Dataset extract
== Segment start ==
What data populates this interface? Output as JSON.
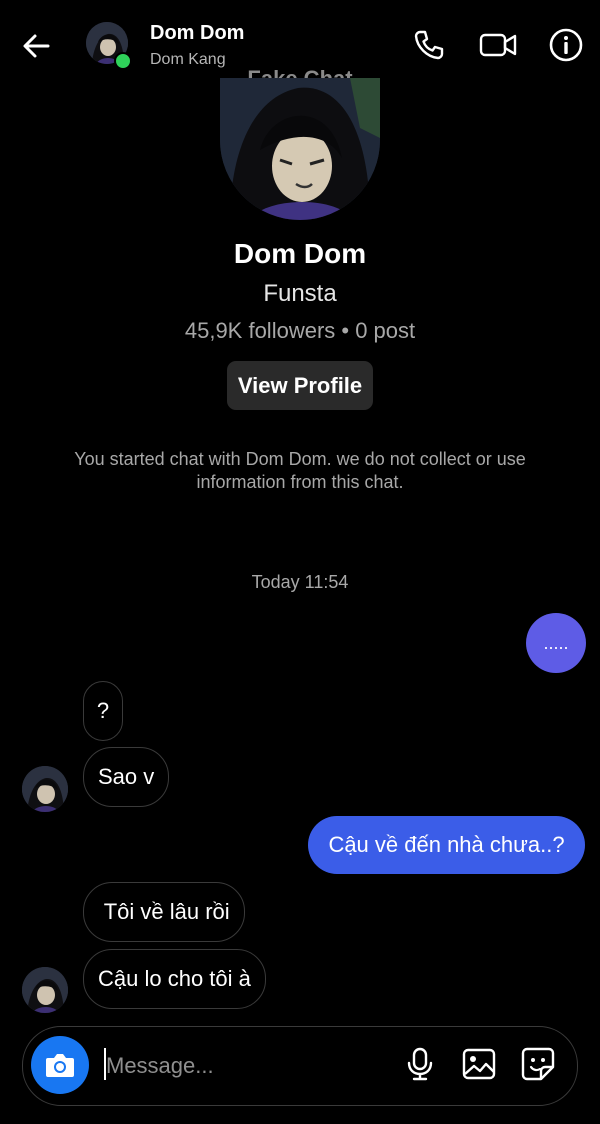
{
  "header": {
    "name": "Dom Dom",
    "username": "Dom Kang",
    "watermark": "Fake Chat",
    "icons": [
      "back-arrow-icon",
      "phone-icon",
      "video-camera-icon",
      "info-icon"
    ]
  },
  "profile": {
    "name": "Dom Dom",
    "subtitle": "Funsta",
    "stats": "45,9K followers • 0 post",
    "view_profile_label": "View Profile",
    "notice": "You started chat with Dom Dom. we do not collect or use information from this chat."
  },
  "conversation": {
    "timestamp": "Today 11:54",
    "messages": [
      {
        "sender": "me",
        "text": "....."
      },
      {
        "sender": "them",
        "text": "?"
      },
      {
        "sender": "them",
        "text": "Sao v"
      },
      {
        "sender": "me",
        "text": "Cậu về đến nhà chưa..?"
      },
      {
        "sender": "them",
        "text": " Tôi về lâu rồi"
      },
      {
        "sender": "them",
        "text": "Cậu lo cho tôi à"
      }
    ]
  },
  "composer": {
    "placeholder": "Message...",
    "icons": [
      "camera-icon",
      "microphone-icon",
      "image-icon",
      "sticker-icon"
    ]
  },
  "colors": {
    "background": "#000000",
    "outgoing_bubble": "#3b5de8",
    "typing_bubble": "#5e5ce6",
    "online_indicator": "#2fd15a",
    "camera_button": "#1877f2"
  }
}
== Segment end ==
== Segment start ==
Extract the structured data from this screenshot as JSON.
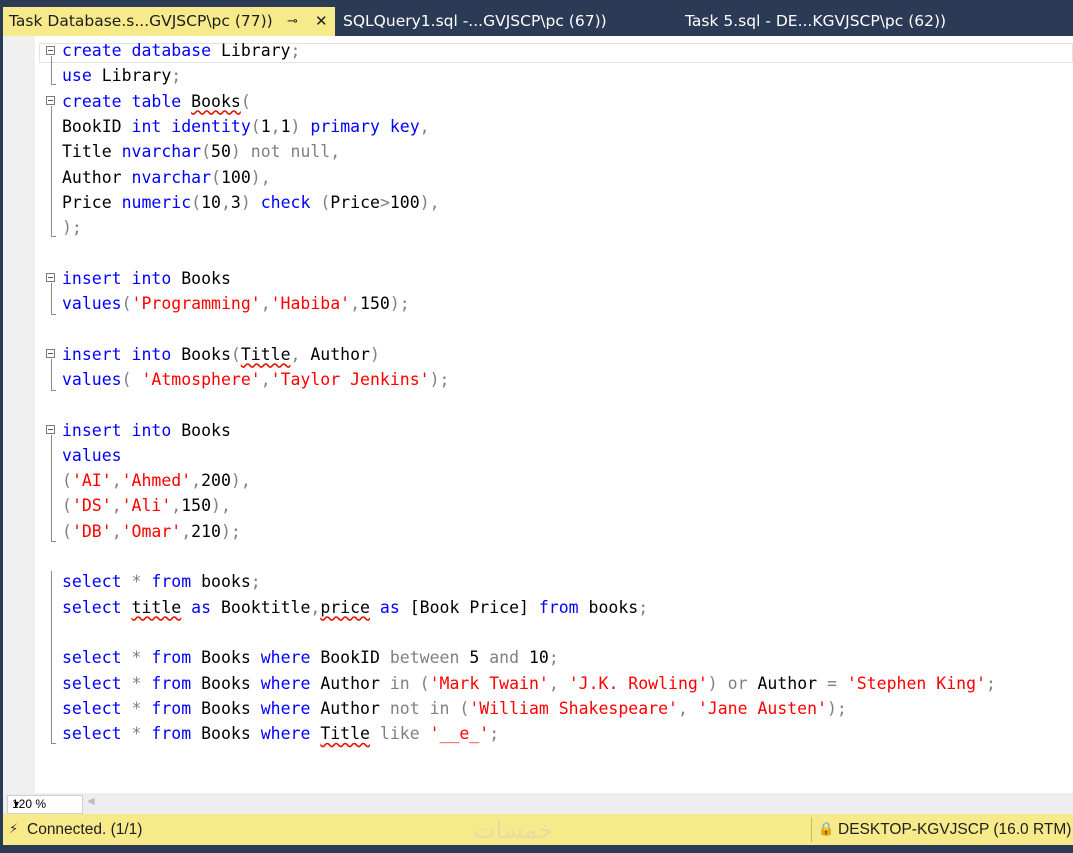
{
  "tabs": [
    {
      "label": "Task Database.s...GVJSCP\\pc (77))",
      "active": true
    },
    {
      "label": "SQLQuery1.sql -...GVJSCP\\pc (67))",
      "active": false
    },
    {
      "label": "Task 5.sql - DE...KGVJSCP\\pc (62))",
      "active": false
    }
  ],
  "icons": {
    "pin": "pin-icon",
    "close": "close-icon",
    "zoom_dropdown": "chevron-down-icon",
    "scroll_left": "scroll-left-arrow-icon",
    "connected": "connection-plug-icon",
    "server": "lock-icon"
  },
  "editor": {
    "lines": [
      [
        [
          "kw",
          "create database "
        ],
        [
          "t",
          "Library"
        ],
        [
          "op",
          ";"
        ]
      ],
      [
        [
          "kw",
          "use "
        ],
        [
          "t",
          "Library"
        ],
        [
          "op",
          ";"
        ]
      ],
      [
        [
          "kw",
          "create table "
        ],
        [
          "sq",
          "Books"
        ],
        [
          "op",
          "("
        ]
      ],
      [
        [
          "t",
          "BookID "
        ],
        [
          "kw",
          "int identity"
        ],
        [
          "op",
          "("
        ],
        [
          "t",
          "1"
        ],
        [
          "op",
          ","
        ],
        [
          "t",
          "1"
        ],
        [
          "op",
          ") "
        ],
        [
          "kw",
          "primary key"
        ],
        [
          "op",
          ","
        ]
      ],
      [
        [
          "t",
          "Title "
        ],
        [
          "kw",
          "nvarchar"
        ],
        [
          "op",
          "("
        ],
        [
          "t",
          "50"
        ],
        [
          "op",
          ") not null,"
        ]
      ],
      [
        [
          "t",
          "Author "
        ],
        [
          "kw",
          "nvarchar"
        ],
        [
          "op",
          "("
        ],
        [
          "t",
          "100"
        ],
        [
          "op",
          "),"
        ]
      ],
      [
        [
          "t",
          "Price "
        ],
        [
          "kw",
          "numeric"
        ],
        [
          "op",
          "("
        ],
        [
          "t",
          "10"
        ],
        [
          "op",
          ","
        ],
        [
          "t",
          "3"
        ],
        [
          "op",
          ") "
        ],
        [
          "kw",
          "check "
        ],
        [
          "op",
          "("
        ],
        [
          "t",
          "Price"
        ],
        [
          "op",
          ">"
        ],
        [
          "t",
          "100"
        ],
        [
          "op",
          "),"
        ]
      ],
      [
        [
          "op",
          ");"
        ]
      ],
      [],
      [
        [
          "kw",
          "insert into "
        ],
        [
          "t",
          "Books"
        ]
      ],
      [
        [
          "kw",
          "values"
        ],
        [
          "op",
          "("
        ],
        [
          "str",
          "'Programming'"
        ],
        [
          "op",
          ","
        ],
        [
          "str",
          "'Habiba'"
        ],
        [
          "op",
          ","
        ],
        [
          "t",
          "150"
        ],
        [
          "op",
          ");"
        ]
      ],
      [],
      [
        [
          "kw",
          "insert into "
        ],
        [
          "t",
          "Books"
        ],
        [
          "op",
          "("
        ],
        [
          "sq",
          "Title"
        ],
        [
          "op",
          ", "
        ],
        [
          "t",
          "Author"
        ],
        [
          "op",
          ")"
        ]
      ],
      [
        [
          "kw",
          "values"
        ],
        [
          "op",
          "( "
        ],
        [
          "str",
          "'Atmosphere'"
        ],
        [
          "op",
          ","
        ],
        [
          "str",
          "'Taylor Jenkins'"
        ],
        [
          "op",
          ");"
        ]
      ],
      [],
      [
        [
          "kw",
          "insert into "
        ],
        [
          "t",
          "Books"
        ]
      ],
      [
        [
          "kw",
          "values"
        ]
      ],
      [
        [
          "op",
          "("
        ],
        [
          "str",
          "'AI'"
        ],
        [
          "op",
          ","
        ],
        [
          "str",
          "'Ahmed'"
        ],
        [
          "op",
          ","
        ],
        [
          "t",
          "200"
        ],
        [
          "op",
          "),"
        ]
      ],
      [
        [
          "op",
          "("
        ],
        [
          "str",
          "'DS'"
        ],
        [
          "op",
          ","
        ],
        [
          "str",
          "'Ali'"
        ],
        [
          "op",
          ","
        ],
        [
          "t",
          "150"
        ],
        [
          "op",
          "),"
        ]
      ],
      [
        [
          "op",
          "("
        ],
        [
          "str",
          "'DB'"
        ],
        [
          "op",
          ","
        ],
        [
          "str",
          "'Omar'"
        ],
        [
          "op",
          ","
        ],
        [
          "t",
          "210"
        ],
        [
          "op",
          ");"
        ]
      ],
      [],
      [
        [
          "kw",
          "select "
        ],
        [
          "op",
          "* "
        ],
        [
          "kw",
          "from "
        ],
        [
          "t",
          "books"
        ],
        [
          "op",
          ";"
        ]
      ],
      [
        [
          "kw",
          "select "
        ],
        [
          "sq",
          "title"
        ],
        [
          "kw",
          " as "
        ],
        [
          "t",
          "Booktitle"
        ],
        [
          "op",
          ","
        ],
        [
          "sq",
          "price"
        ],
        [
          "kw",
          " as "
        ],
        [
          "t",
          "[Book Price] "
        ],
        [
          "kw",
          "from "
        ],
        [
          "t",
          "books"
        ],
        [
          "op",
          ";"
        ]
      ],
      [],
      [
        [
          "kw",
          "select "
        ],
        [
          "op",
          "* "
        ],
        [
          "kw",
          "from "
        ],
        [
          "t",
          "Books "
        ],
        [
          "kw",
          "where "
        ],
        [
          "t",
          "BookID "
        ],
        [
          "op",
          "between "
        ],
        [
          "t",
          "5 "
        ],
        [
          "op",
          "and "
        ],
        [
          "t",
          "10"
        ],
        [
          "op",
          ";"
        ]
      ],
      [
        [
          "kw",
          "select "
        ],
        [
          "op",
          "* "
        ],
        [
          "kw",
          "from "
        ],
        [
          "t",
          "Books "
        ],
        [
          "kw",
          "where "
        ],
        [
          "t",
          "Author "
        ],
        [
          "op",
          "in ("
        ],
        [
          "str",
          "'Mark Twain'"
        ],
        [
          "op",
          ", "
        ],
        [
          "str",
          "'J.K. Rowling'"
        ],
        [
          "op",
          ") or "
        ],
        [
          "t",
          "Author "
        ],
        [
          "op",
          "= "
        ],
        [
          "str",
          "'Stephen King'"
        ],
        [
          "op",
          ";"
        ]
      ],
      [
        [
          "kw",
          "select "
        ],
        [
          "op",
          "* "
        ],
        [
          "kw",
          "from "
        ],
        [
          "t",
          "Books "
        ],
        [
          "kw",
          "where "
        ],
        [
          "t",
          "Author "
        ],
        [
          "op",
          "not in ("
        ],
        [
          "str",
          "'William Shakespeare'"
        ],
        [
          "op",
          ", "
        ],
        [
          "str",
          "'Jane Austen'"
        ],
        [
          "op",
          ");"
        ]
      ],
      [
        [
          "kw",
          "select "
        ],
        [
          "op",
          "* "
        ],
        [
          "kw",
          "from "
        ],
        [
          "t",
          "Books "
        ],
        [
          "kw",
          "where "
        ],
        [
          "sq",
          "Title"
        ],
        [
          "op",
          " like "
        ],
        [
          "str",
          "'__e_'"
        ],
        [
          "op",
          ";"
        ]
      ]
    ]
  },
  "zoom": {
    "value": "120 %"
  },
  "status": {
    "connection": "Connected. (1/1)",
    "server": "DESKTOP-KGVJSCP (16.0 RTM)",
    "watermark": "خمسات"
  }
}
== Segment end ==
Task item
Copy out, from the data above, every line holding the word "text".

Written solution
        "text": "....."
        "text": "?"
        "text": "Sao v"
        "text": "Cậu về đến nhà chưa..?"
        "text": " Tôi về lâu rồi"
        "text": "Cậu lo cho tôi à"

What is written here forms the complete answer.